August 20, 2014 in Books
T.E. Lawrence remains an illusive figure to most people. Most people (including myself) have first learned of him through the 1962 movie by David Lean. This book is certainly about T.E. Lawrence, but will cover far more ground and characters. It places the story of Lawrence in it’s historical context, in which the modern day Middle East was given the shape we are familiar with today.
It describes the conflict inside him in the roles he was playing, first on behalf of the British government, but later more and more on the side of the Arabs, and how in the end this conflict of interest would tear him up on the inside.
What is most interesting today (as it has been 100 years since the outbreak of WWI), is to see how the imperial powers of that time schemed and lied in order to pull of “The Great Loot” for the remains of the Ottoman Empire. Much of the turmoil and conflicts of today in that region stem from the decisions made during and immediately following WWI. About this the author writes:
“Certainly, blame for all this doesn’t rest solely with the terrible decisions that were made at the end of World War I, but it was then that one particularly toxic seed was planted. Ever since, Arab society has tended to define itself less by what it aspires to become than by what it is opposed to: colonialism, Zionism, Western imperialism in its many forms. This culture of opposition has been manipulated—indeed, feverishly nurtured—by generations of Arab dictators intent on channeling their people’s anger away from their own misrule in favor of the external threat, whether it is “the great Satan” or the “illegitimate Zionist entity” or Western music playing on the streets of Cairo.”
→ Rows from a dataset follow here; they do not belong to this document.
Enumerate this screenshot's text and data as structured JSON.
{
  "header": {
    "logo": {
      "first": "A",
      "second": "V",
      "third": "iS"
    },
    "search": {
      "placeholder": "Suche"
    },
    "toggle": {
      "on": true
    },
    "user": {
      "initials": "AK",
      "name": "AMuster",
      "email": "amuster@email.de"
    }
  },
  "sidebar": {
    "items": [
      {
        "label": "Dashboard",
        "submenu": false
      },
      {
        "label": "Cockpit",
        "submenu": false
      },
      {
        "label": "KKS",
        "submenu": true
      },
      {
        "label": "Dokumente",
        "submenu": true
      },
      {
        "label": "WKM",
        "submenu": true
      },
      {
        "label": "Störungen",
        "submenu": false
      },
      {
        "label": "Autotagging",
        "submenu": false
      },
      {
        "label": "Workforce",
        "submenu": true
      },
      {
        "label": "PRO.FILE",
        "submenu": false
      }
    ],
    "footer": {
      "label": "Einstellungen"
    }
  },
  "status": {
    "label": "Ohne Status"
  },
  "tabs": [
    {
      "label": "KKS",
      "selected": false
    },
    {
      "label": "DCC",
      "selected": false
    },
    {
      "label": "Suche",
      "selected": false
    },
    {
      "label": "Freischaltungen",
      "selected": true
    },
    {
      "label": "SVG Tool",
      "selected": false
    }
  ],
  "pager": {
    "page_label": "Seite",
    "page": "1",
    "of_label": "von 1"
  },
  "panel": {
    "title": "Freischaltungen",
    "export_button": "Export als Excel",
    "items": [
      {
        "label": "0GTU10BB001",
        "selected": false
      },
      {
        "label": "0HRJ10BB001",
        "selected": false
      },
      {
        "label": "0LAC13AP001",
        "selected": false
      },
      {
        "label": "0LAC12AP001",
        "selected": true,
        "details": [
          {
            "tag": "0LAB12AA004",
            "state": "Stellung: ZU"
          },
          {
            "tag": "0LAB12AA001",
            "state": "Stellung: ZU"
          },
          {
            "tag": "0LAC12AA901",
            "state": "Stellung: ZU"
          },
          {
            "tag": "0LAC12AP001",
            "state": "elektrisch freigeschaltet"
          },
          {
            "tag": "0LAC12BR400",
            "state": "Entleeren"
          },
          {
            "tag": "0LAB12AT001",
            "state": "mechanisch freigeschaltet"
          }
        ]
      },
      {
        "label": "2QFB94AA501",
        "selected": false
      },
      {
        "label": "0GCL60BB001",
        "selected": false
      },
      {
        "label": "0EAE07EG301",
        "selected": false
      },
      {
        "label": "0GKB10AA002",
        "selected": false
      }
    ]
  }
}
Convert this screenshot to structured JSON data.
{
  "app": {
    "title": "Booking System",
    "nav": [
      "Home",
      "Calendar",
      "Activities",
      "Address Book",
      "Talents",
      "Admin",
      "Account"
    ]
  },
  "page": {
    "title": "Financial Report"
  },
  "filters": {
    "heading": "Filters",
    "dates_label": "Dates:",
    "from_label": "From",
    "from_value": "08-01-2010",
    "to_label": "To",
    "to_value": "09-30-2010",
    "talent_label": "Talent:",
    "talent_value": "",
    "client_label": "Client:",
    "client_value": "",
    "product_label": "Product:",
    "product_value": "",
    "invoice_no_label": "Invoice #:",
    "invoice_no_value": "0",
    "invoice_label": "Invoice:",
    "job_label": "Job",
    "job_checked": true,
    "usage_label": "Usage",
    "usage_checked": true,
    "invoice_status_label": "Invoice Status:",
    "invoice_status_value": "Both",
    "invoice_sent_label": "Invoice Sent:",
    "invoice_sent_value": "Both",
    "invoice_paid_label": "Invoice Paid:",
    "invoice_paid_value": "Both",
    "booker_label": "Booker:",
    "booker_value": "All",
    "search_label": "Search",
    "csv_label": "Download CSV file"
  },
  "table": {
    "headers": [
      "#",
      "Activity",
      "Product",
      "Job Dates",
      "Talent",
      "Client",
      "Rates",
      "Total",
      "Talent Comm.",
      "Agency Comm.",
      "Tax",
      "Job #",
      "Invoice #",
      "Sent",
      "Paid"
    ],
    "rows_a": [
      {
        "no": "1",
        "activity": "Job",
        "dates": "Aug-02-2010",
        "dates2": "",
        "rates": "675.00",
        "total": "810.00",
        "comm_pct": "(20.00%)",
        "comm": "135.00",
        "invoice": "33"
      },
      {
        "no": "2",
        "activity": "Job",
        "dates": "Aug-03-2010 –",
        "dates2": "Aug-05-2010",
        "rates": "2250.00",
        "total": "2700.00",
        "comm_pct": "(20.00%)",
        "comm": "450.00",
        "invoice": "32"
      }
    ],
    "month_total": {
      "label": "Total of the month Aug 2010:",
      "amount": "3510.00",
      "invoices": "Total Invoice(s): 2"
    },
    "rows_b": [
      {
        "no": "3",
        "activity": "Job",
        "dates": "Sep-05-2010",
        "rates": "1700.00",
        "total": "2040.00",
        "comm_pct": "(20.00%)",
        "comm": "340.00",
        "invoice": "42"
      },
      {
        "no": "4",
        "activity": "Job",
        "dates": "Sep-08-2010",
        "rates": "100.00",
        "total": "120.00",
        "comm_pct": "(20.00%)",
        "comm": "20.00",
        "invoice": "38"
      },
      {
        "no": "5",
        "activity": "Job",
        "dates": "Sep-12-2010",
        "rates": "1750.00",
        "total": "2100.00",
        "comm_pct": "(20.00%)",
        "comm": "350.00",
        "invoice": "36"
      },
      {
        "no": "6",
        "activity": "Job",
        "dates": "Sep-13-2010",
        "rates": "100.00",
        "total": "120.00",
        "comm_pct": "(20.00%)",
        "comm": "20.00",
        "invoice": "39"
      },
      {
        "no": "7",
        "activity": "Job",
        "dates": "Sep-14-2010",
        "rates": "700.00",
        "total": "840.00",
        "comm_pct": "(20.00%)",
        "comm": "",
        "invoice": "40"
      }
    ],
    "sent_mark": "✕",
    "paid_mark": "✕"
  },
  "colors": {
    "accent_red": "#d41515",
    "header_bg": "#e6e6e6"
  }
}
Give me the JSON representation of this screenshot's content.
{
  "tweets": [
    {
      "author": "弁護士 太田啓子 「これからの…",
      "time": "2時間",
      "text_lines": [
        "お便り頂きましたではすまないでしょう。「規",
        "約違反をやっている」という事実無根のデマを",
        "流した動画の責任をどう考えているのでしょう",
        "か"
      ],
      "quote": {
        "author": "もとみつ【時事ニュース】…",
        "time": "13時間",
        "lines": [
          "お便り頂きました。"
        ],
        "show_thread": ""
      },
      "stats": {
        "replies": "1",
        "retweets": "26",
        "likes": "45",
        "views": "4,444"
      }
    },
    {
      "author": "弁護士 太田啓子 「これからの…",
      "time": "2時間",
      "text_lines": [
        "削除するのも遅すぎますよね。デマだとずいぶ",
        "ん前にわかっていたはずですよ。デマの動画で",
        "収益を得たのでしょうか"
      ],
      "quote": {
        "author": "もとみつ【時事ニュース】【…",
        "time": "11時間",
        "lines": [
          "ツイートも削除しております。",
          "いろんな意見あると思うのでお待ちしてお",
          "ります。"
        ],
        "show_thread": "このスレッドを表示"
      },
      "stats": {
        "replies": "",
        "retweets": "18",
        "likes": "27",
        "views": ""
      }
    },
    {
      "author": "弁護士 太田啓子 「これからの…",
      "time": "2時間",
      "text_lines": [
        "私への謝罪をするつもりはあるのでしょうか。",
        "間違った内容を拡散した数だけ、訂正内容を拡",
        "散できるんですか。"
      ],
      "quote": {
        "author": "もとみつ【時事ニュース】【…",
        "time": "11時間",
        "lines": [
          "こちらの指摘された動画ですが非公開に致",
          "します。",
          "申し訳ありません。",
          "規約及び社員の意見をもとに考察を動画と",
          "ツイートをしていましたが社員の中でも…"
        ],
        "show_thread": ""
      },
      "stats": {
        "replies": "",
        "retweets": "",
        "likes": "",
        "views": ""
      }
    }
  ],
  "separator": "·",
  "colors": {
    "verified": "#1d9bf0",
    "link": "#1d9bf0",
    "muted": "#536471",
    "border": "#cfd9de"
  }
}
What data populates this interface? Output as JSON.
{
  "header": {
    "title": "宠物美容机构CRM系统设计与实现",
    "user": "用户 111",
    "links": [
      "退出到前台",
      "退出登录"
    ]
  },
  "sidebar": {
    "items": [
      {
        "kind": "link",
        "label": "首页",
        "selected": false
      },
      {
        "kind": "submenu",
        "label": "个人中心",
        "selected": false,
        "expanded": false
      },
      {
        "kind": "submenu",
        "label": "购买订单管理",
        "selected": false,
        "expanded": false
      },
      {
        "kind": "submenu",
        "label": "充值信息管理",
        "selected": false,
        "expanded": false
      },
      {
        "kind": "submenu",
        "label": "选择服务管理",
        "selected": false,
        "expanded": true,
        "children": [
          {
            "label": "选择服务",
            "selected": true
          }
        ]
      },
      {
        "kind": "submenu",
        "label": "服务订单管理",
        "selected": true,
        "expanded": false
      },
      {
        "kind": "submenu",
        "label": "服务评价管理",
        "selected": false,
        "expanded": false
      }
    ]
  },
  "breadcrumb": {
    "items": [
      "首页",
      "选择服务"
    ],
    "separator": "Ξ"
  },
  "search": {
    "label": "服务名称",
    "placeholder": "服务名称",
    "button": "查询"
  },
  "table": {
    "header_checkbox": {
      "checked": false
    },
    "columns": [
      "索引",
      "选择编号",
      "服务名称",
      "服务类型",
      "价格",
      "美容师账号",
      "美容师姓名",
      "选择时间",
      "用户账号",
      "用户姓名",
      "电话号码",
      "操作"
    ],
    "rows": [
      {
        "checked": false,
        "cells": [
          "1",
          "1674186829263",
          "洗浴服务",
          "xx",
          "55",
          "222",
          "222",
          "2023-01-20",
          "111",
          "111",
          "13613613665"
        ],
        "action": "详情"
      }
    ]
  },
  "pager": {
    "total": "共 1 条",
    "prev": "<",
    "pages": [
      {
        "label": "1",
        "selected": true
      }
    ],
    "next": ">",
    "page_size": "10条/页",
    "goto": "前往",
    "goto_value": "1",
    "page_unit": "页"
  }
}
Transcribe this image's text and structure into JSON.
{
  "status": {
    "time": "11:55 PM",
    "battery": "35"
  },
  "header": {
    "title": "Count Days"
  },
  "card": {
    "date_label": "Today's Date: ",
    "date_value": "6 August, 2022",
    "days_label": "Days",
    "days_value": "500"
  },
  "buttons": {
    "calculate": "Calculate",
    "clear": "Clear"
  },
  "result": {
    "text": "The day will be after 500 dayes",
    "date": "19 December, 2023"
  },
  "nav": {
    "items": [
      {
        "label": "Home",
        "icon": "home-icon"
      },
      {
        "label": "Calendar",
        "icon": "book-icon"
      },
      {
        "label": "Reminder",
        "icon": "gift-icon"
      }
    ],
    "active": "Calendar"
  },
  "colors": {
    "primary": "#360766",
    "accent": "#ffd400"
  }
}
It remains pure speculation to ponder what would have happened had Lawrence’s vision for Arabia actually been realized. Lawrence himself was a changed man, after everything he had fought for vanished. About this the author writes:
“this was an experience that left him [Lawrence] utterly changed, unrecognizable in certain respects even to himself. Victory carries a moral burden the vanquished never know, and as an architect of momentous events, Lawrence would be uniquely haunted by what he saw and did during the Great Loot.”
The book has been an absolute pleasure to read! The narrative is gripping and it just flows. Hard to put down once you start reading it.
View all my reviews